2. That as to indemnification for the negroes, their measures for concealing them were in the first instance so efficacious, as to reduce our demand for them, so far as we can support it by direct proof, to be very small indeed. Its smallness seems to have kept it out of discussion. Were other difficulties removed, they would probably make none of this article.
3. That they equivocate on every proposal of a treaty of commerce, and authorize in their communications with Mr. Morris the same conclusions which have been drawn from those they had had from time to time with Mr. Adams, and those through Major Beckwith; to wit, that they do not mean to submit their present advantages in commerce to the risk which might attend a discussion of them, whereon some reciprocity could not fail to be demanded. Unless, indeed, we would agree to make it a treaty of alliance as well as commerce, so as to undermine our obligations with France. This method of stripping that rival nation of its alliances, they tried successfully with Holland, endeavored at it with Spain, and have plainly and repeatedly suggested to us. For this they would probably relax some of the rigors they exercise against our commerce.
4. That as to a minister, their Secretary for foreign affairs is disposed to exchange one, but meets with opposition in his cabinet, so as to render the issue uncertain.
From the whole of which, the Secretary of State is of opinion that Mr. Morris’ letters remove any doubts which might have been entertained as to the intentions and dispositions of the British cabinet.
That it would be dishonorable to the the United States, useless and even injurious, to renew the propositions for a treaty of commerce, or for the exchange of a minister; and that these subjects should now remain dormant, till they shall be brought forward earnestly by them.
That the demands of the posts, and of indemnification for the negroes should not be again made till we are in readiness to do ourselves the justice which may be refused.
That Mr. Morris should be informed that he fulfilled the object of his agency to the satisfaction of the President, inasmuch as he has enabled him to judge of the real views of the British cabinet, and that it is his pleasure that the matters committed to him be left in the situation in which the letter shall find them.

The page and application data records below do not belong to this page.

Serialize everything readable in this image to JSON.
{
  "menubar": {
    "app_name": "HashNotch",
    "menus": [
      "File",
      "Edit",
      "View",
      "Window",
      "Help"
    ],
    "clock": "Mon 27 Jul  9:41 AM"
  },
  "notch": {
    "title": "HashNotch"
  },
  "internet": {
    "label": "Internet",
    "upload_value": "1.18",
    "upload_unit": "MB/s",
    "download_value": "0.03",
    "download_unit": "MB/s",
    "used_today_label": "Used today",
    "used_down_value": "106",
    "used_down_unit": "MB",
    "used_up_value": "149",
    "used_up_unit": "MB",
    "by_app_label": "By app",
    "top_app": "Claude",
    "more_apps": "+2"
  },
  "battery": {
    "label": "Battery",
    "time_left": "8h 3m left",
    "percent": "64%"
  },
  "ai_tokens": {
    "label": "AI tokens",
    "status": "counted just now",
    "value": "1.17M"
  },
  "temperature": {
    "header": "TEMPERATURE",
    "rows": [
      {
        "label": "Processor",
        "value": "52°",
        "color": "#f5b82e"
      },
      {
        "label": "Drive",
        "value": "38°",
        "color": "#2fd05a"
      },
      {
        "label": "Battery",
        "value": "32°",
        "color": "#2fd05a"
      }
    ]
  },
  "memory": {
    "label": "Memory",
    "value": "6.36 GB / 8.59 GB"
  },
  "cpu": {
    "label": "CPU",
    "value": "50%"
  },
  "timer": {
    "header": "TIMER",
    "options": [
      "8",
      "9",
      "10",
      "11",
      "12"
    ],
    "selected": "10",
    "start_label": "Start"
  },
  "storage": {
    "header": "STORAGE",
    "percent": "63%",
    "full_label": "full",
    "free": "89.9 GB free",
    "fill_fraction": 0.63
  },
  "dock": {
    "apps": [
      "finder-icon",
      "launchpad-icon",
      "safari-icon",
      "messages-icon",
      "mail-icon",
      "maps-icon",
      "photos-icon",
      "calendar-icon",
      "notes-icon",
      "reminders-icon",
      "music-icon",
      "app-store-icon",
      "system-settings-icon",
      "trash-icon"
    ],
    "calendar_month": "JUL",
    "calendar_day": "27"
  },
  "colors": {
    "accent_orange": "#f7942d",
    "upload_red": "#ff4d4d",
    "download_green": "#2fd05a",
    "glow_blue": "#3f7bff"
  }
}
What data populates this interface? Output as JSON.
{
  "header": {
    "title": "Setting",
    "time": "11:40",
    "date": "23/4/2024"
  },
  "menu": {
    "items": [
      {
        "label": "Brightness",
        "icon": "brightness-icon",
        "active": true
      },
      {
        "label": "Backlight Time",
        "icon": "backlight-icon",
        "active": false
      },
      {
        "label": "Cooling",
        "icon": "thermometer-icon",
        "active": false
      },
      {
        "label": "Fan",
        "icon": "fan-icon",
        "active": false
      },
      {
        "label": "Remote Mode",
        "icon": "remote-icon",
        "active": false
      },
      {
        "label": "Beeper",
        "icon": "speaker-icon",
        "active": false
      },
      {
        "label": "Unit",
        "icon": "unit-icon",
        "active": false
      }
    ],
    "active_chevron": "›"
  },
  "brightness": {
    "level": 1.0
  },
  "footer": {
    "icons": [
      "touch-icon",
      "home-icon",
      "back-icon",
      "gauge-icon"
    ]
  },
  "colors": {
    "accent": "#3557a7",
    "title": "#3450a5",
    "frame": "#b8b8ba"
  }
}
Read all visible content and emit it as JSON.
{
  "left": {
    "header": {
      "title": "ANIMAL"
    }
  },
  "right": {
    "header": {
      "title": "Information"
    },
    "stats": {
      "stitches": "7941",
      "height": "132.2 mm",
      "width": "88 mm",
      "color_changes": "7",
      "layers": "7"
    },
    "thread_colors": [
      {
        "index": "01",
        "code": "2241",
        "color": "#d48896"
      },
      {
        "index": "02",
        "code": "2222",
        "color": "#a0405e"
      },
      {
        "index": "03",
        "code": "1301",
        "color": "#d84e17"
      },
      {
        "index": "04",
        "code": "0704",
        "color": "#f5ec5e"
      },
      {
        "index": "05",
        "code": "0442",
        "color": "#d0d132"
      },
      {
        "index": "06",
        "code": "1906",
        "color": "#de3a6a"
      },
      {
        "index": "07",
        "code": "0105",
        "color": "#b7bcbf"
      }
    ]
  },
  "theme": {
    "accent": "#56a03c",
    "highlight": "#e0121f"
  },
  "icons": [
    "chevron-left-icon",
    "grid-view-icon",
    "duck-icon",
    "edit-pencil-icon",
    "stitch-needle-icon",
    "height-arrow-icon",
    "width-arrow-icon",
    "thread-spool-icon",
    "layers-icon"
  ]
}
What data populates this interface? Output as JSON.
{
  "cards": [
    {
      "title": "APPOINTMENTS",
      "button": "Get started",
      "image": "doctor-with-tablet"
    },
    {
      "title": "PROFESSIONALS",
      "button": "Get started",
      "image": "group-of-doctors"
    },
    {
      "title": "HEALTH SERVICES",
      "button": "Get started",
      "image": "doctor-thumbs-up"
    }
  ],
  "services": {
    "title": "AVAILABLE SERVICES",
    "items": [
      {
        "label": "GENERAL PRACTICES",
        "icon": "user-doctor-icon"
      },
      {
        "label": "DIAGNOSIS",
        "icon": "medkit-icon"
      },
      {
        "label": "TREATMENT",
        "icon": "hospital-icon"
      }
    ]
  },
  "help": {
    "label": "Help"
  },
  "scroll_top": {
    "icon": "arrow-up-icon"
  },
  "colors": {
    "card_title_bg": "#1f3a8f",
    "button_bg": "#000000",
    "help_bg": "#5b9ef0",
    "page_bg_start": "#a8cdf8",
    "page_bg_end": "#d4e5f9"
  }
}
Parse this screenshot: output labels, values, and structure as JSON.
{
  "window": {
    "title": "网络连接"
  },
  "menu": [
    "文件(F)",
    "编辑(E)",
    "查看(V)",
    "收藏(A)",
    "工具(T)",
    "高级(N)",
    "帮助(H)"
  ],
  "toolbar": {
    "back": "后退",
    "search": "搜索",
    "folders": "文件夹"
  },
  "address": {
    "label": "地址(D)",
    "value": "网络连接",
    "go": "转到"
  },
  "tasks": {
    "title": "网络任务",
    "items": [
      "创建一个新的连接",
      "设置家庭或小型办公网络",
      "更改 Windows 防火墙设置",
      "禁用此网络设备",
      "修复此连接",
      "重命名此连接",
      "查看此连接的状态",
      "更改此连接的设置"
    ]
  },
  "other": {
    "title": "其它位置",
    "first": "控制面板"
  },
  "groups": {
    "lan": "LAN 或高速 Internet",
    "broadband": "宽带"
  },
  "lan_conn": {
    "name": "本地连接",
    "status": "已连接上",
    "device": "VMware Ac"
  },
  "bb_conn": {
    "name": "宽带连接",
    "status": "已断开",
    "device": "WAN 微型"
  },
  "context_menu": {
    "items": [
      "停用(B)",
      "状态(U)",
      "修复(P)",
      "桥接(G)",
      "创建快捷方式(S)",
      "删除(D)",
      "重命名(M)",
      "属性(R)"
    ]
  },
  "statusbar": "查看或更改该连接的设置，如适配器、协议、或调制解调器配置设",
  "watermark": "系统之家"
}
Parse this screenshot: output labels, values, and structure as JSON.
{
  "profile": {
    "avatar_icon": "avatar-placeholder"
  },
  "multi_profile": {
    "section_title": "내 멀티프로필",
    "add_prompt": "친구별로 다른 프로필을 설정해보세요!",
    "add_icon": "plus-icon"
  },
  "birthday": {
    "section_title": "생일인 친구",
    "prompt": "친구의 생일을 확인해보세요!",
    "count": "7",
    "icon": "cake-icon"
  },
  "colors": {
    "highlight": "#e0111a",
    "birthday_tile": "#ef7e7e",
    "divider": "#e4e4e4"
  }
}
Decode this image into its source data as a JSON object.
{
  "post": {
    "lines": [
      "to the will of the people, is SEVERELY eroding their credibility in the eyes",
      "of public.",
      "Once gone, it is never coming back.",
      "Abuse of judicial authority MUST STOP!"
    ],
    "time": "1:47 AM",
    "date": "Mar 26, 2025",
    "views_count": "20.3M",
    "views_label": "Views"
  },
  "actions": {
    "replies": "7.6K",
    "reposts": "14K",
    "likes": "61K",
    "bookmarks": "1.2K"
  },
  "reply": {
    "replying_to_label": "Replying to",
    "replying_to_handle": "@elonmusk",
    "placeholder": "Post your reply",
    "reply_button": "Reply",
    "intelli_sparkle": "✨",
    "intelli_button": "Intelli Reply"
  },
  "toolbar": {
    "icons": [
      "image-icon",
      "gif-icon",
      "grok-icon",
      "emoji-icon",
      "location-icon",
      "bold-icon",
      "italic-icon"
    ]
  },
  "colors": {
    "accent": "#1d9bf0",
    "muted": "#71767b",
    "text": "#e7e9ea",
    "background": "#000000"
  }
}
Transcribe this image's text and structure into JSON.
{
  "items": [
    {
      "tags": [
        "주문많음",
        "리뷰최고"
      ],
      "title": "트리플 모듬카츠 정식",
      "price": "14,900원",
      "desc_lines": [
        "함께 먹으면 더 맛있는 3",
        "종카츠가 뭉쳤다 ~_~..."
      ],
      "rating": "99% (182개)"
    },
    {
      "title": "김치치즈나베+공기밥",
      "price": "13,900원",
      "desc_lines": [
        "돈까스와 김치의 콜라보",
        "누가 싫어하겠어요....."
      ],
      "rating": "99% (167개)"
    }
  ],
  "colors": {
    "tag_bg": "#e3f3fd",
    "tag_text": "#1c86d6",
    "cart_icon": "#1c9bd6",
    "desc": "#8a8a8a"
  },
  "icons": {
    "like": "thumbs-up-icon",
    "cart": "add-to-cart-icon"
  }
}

That a proper compensation be given to Mr. Morris for his services herein, which having been begun on the 22d of January, and ended the 18th of September, comprehended a space of near eight months; that the allowance to an agent may be properly fixed anywhere between the half and the whole of what is allowed to a Chargé d’affaires; which, according to the establishment of the United States at the time of this appointment, was at the rate of $3,000 a year; consequently, that such a sum of between one and two thousand dollars be allowed him as the President shall deem proper, on a view of the interference which this agency may have had with Mr. Morris’ private pursuits in Europe.